Arrian is unique in presenting Alexander's invasion of Scythia as a failure. He does so to highlight a change in Alexander's behavior after he has successfully procured sovereignty over Persia and to announce the moral themes of the second half of the Anabasis. To accomplish this goal, Arrian establishes a close intertextual relationship with Herodotus, borrowing vocabulary and narrative techniques from the earlier historian in order to encourage a comparison between Alexander and a series of famous Persian despots. Arrian emphasizes Alexander's transgression of natural boundaries and disregard for divine law, thereby entangling his narrative of Alexander's campaigns with Herodotus' portraits of Darius and Cyrus in particular.
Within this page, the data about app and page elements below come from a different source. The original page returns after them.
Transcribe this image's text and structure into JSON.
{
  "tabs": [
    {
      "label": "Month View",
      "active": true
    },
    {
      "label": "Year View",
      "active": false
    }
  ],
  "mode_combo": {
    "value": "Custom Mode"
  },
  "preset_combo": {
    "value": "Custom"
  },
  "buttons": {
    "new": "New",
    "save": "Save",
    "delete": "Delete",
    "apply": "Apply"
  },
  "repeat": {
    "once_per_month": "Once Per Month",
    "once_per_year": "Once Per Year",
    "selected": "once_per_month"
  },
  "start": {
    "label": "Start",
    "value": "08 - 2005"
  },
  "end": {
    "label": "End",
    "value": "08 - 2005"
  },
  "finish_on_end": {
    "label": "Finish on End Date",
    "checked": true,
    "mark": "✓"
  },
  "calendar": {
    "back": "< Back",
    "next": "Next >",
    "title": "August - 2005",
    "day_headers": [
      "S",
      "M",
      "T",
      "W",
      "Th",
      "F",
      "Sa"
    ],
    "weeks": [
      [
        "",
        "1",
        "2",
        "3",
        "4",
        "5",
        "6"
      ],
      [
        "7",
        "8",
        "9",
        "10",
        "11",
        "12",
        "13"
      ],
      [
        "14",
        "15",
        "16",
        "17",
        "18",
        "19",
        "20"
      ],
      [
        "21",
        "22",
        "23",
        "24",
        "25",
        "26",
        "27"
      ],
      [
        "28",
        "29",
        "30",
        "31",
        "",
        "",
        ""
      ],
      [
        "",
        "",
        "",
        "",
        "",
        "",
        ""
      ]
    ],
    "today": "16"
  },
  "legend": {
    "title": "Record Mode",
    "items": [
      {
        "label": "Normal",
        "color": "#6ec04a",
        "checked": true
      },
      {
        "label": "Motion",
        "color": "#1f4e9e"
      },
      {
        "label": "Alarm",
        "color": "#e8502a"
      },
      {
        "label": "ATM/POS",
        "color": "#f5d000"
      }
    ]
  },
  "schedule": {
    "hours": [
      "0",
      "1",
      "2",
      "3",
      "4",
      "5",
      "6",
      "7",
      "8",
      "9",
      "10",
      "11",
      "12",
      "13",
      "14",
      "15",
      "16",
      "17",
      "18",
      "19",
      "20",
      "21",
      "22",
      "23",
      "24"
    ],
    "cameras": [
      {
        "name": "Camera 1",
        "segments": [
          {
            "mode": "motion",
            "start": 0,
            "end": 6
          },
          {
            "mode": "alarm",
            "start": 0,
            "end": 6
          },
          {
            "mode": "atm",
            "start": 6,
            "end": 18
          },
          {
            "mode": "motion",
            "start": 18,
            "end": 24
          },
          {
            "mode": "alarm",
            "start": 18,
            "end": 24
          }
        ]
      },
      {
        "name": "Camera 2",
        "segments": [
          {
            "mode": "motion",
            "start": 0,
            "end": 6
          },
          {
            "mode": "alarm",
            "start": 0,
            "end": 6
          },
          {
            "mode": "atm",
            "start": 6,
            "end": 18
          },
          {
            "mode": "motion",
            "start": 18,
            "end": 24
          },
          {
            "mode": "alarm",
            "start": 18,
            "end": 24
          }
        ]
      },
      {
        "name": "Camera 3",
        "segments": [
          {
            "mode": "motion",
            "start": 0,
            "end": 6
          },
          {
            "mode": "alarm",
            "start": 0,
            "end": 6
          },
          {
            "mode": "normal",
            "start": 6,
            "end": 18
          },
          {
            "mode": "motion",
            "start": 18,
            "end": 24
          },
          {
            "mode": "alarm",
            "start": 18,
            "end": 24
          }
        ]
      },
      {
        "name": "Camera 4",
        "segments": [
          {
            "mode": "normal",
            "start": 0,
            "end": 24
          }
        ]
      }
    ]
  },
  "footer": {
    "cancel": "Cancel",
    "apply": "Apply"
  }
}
By aligning his subject matter with that of Herodotus, Arrian also claims a place in the historical tradition as a new Herodotus.
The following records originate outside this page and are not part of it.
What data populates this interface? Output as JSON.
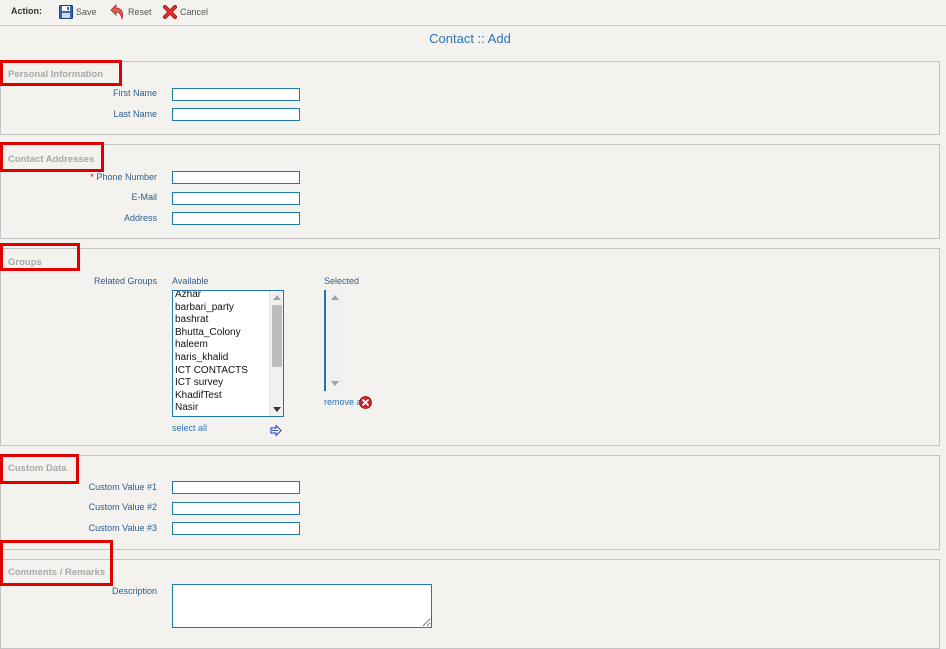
{
  "toolbar": {
    "action_label": "Action:",
    "save_label": "Save",
    "reset_label": "Reset",
    "cancel_label": "Cancel"
  },
  "page_title": "Contact :: Add",
  "sections": {
    "personal": {
      "title": "Personal Information",
      "first_name_label": "First Name",
      "last_name_label": "Last Name",
      "first_name_value": "",
      "last_name_value": ""
    },
    "addresses": {
      "title": "Contact Addresses",
      "phone_required_mark": "*",
      "phone_label": "Phone Number",
      "email_label": "E-Mail",
      "address_label": "Address",
      "phone_value": "",
      "email_value": "",
      "address_value": ""
    },
    "groups": {
      "title": "Groups",
      "related_label": "Related Groups",
      "available_label": "Available",
      "selected_label": "Selected",
      "available_items": [
        "Azhar",
        "barbari_party",
        "bashrat",
        "Bhutta_Colony",
        "haleem",
        "haris_khalid",
        "ICT CONTACTS",
        "ICT survey",
        "KhadifTest",
        "Nasir"
      ],
      "select_all_label": "select all",
      "remove_all_label": "remove all"
    },
    "custom": {
      "title": "Custom Data",
      "value1_label": "Custom Value #1",
      "value2_label": "Custom Value #2",
      "value3_label": "Custom Value #3"
    },
    "comments": {
      "title": "Comments / Remarks",
      "description_label": "Description",
      "description_value": ""
    }
  },
  "colors": {
    "highlight": "#e00000",
    "link": "#2b76b8",
    "label": "#2b5f93",
    "section_title": "#a8a8a8",
    "background": "#f3f2ee"
  },
  "icons": {
    "save": "floppy-disk-icon",
    "reset": "undo-arrow-icon",
    "cancel": "red-x-icon",
    "select_all": "arrow-right-icon",
    "remove_all": "red-x-circle-icon"
  }
}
ASJC Scopus subject areas
- Language and Linguistics
- Linguistics and Language
- Literature and Literary Theory